TASK DIRECTIONS »
The answer must reproduce every record exactly, with all pictures omitted.

SOURCE RECORDS Start Marker

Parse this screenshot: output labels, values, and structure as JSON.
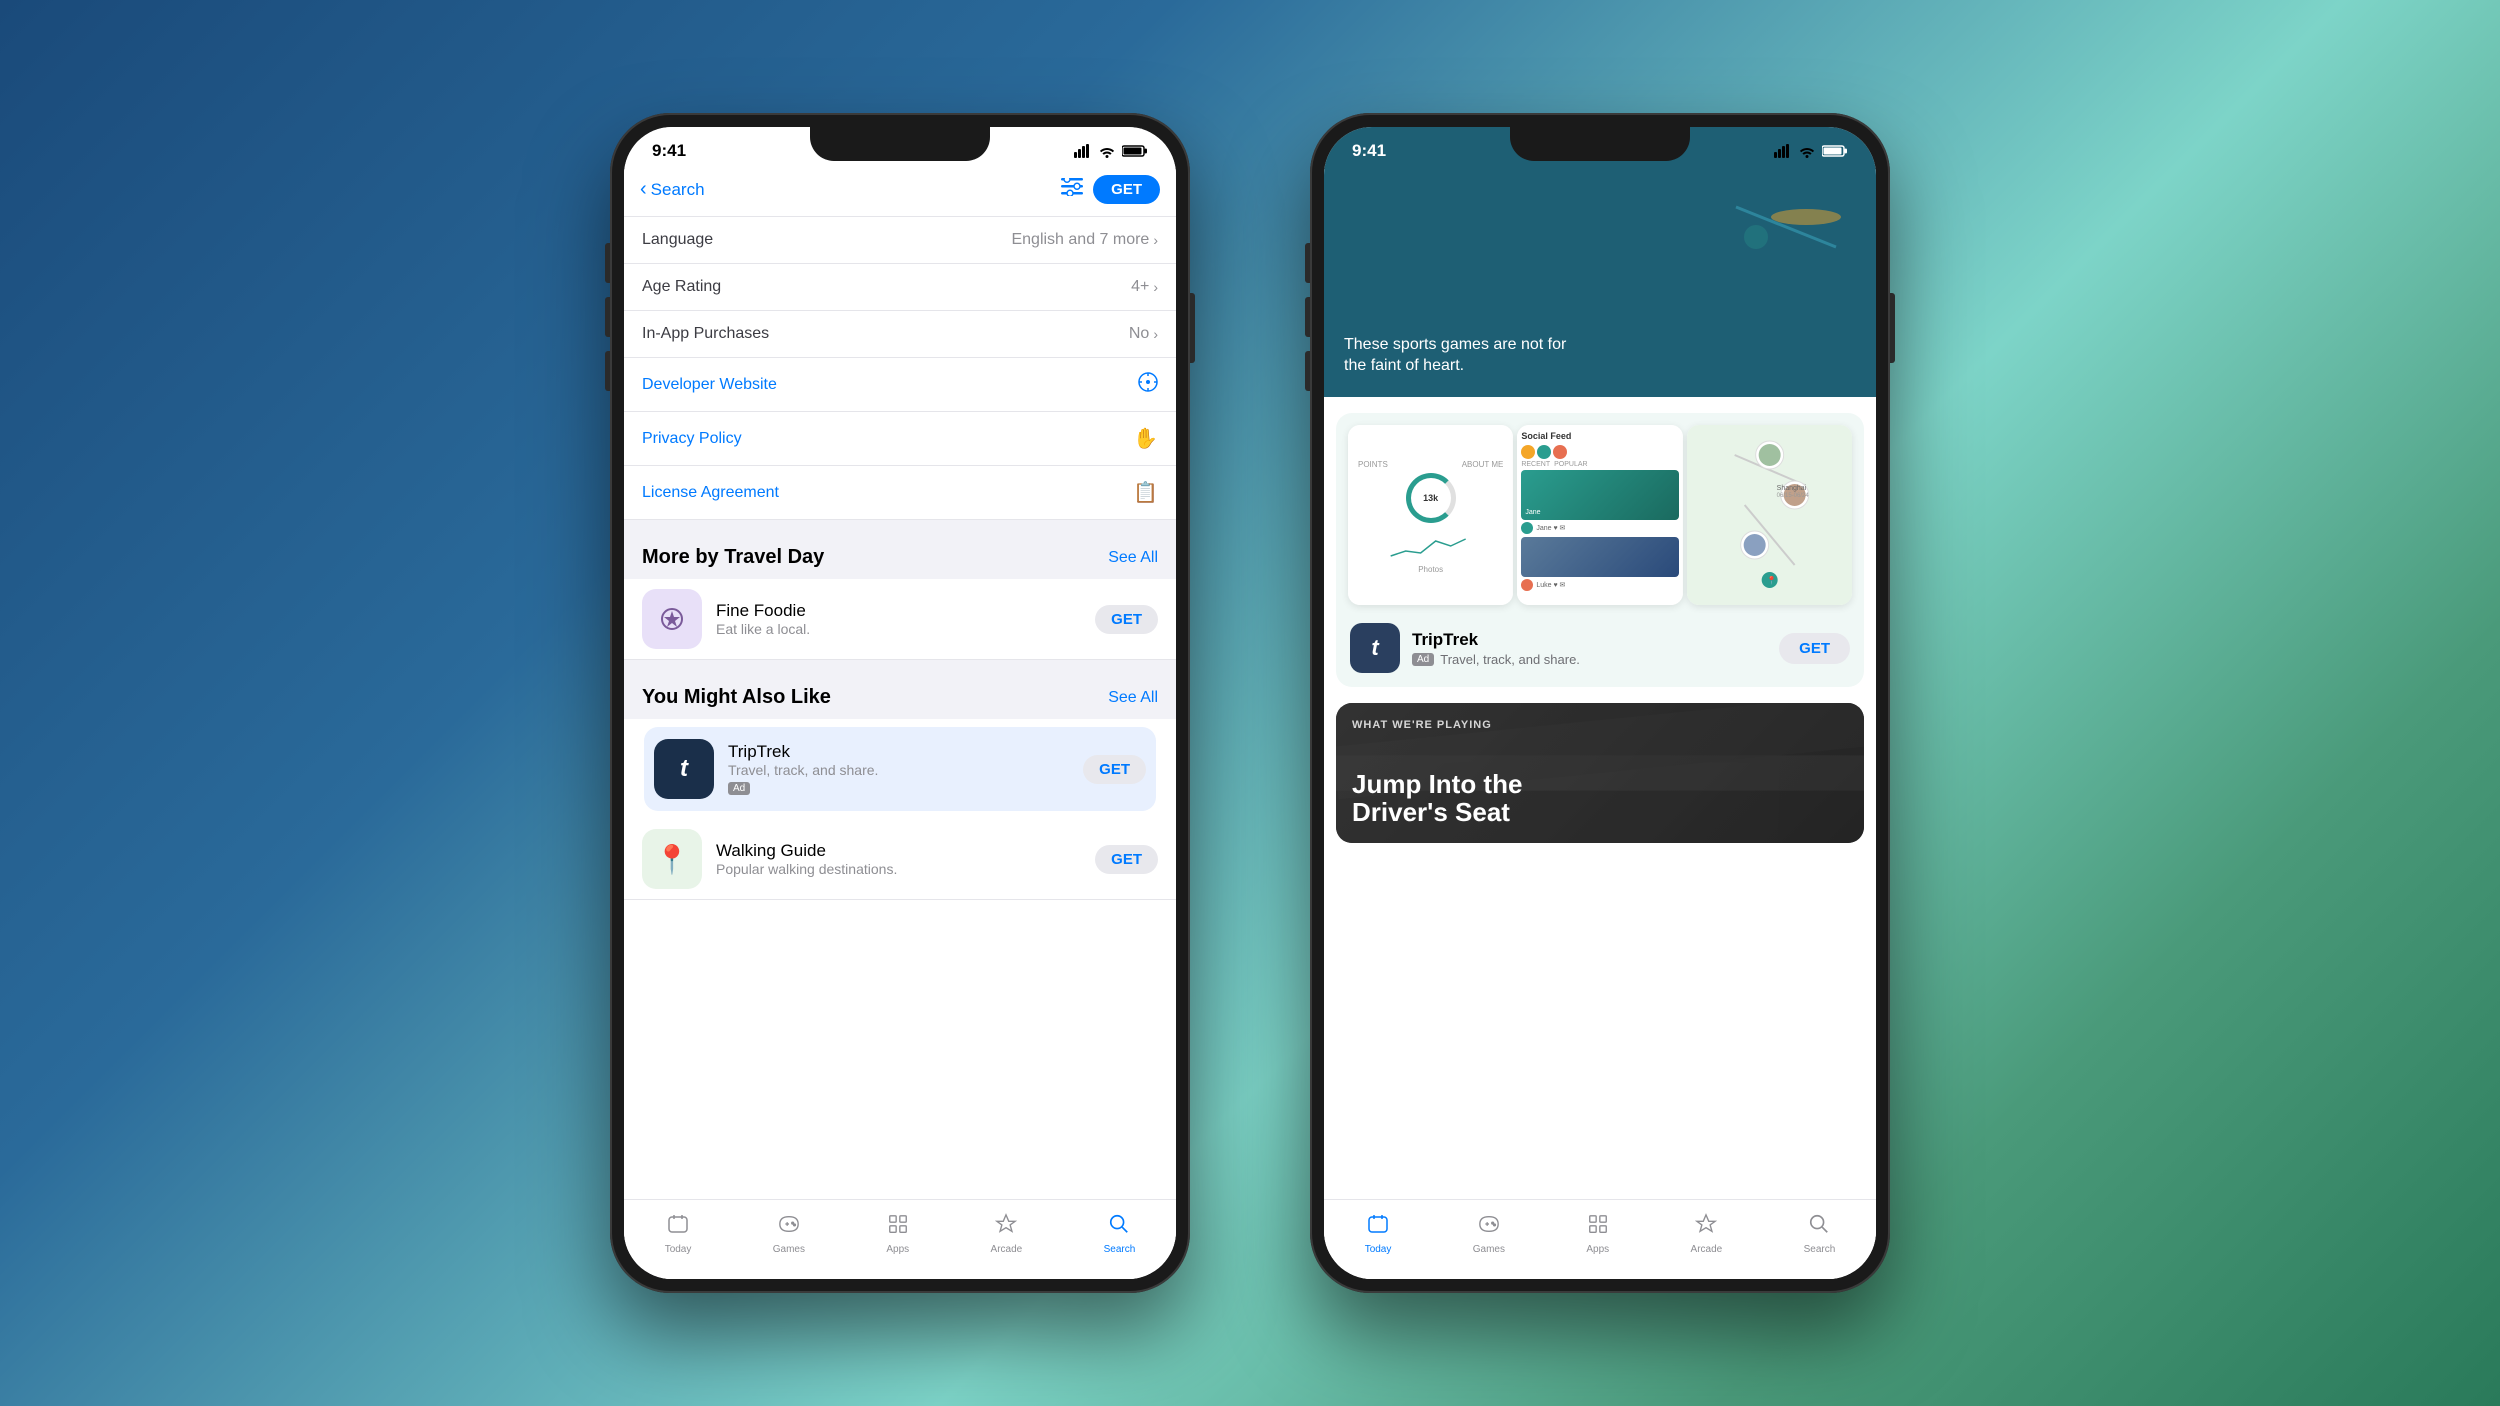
{
  "background": {
    "gradient": "linear-gradient(135deg, #1a4a7a 0%, #2a6a9a 30%, #7dd4c8 60%, #4a9a7a 80%, #2a7a5a 100%)"
  },
  "phone1": {
    "status_bar": {
      "time": "9:41",
      "signal": "●●●●",
      "wifi": "wifi",
      "battery": "battery"
    },
    "nav": {
      "back_label": "Search",
      "filter_icon": "filter-icon",
      "get_button": "GET"
    },
    "info_rows": [
      {
        "label": "Language",
        "value": "English and 7 more",
        "has_chevron": true
      },
      {
        "label": "Age Rating",
        "value": "4+",
        "has_chevron": true
      },
      {
        "label": "In-App Purchases",
        "value": "No",
        "has_chevron": true
      }
    ],
    "link_rows": [
      {
        "label": "Developer Website",
        "icon": "compass-icon"
      },
      {
        "label": "Privacy Policy",
        "icon": "hand-icon"
      },
      {
        "label": "License Agreement",
        "icon": "document-icon"
      }
    ],
    "more_by_section": {
      "title": "More by Travel Day",
      "see_all": "See All",
      "apps": [
        {
          "name": "Fine Foodie",
          "desc": "Eat like a local.",
          "icon_bg": "#e8e0f8",
          "icon_emoji": "🔍",
          "get_label": "GET"
        }
      ]
    },
    "also_like_section": {
      "title": "You Might Also Like",
      "see_all": "See All",
      "apps": [
        {
          "name": "TripTrek",
          "desc": "Travel, track, and share.",
          "ad": "Ad",
          "icon_bg": "#1a2f4a",
          "icon_text": "t",
          "get_label": "GET",
          "highlighted": true
        },
        {
          "name": "Walking Guide",
          "desc": "Popular walking destinations.",
          "icon_bg": "#e8f4e8",
          "icon_emoji": "📍",
          "get_label": "GET"
        }
      ]
    },
    "tab_bar": {
      "items": [
        {
          "icon": "📰",
          "label": "Today",
          "active": false
        },
        {
          "icon": "🎮",
          "label": "Games",
          "active": false
        },
        {
          "icon": "🎓",
          "label": "Apps",
          "active": false
        },
        {
          "icon": "👤",
          "label": "Arcade",
          "active": false
        },
        {
          "icon": "🔍",
          "label": "Search",
          "active": true
        }
      ]
    }
  },
  "phone2": {
    "status_bar": {
      "time": "9:41"
    },
    "sports_card": {
      "text_line1": "These sports games are not for",
      "text_line2": "the faint of heart.",
      "bg_color": "#1e5f74"
    },
    "triptrek_showcase": {
      "app_name": "TripTrek",
      "ad_label": "Ad",
      "app_desc": "Travel, track, and share.",
      "get_label": "GET",
      "icon_text": "t",
      "icon_bg": "#2a3f5f"
    },
    "screenshots": [
      {
        "type": "stats",
        "label": "Stats"
      },
      {
        "type": "social",
        "label": "Social Feed"
      },
      {
        "type": "map",
        "label": "Map"
      }
    ],
    "what_were_playing": {
      "eyebrow": "WHAT WE'RE PLAYING",
      "title_line1": "Jump Into the",
      "title_line2": "Driver's Seat"
    },
    "tab_bar": {
      "items": [
        {
          "icon": "📰",
          "label": "Today",
          "active": true
        },
        {
          "icon": "🎮",
          "label": "Games",
          "active": false
        },
        {
          "icon": "🎓",
          "label": "Apps",
          "active": false
        },
        {
          "icon": "👤",
          "label": "Arcade",
          "active": false
        },
        {
          "icon": "🔍",
          "label": "Search",
          "active": false
        }
      ]
    }
  }
}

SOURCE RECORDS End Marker

COMPLETED TASK »
Parse this screenshot: output labels, values, and structure as JSON.
{
  "background": {
    "gradient": "linear-gradient(135deg, #1a4a7a 0%, #2a6a9a 30%, #7dd4c8 60%, #4a9a7a 80%, #2a7a5a 100%)"
  },
  "phone1": {
    "status_bar": {
      "time": "9:41",
      "signal": "●●●●",
      "wifi": "wifi",
      "battery": "battery"
    },
    "nav": {
      "back_label": "Search",
      "filter_icon": "filter-icon",
      "get_button": "GET"
    },
    "info_rows": [
      {
        "label": "Language",
        "value": "English and 7 more",
        "has_chevron": true
      },
      {
        "label": "Age Rating",
        "value": "4+",
        "has_chevron": true
      },
      {
        "label": "In-App Purchases",
        "value": "No",
        "has_chevron": true
      }
    ],
    "link_rows": [
      {
        "label": "Developer Website",
        "icon": "compass-icon"
      },
      {
        "label": "Privacy Policy",
        "icon": "hand-icon"
      },
      {
        "label": "License Agreement",
        "icon": "document-icon"
      }
    ],
    "more_by_section": {
      "title": "More by Travel Day",
      "see_all": "See All",
      "apps": [
        {
          "name": "Fine Foodie",
          "desc": "Eat like a local.",
          "icon_bg": "#e8e0f8",
          "icon_emoji": "🔍",
          "get_label": "GET"
        }
      ]
    },
    "also_like_section": {
      "title": "You Might Also Like",
      "see_all": "See All",
      "apps": [
        {
          "name": "TripTrek",
          "desc": "Travel, track, and share.",
          "ad": "Ad",
          "icon_bg": "#1a2f4a",
          "icon_text": "t",
          "get_label": "GET",
          "highlighted": true
        },
        {
          "name": "Walking Guide",
          "desc": "Popular walking destinations.",
          "icon_bg": "#e8f4e8",
          "icon_emoji": "📍",
          "get_label": "GET"
        }
      ]
    },
    "tab_bar": {
      "items": [
        {
          "icon": "📰",
          "label": "Today",
          "active": false
        },
        {
          "icon": "🎮",
          "label": "Games",
          "active": false
        },
        {
          "icon": "🎓",
          "label": "Apps",
          "active": false
        },
        {
          "icon": "👤",
          "label": "Arcade",
          "active": false
        },
        {
          "icon": "🔍",
          "label": "Search",
          "active": true
        }
      ]
    }
  },
  "phone2": {
    "status_bar": {
      "time": "9:41"
    },
    "sports_card": {
      "text_line1": "These sports games are not for",
      "text_line2": "the faint of heart.",
      "bg_color": "#1e5f74"
    },
    "triptrek_showcase": {
      "app_name": "TripTrek",
      "ad_label": "Ad",
      "app_desc": "Travel, track, and share.",
      "get_label": "GET",
      "icon_text": "t",
      "icon_bg": "#2a3f5f"
    },
    "screenshots": [
      {
        "type": "stats",
        "label": "Stats"
      },
      {
        "type": "social",
        "label": "Social Feed"
      },
      {
        "type": "map",
        "label": "Map"
      }
    ],
    "what_were_playing": {
      "eyebrow": "WHAT WE'RE PLAYING",
      "title_line1": "Jump Into the",
      "title_line2": "Driver's Seat"
    },
    "tab_bar": {
      "items": [
        {
          "icon": "📰",
          "label": "Today",
          "active": true
        },
        {
          "icon": "🎮",
          "label": "Games",
          "active": false
        },
        {
          "icon": "🎓",
          "label": "Apps",
          "active": false
        },
        {
          "icon": "👤",
          "label": "Arcade",
          "active": false
        },
        {
          "icon": "🔍",
          "label": "Search",
          "active": false
        }
      ]
    }
  }
}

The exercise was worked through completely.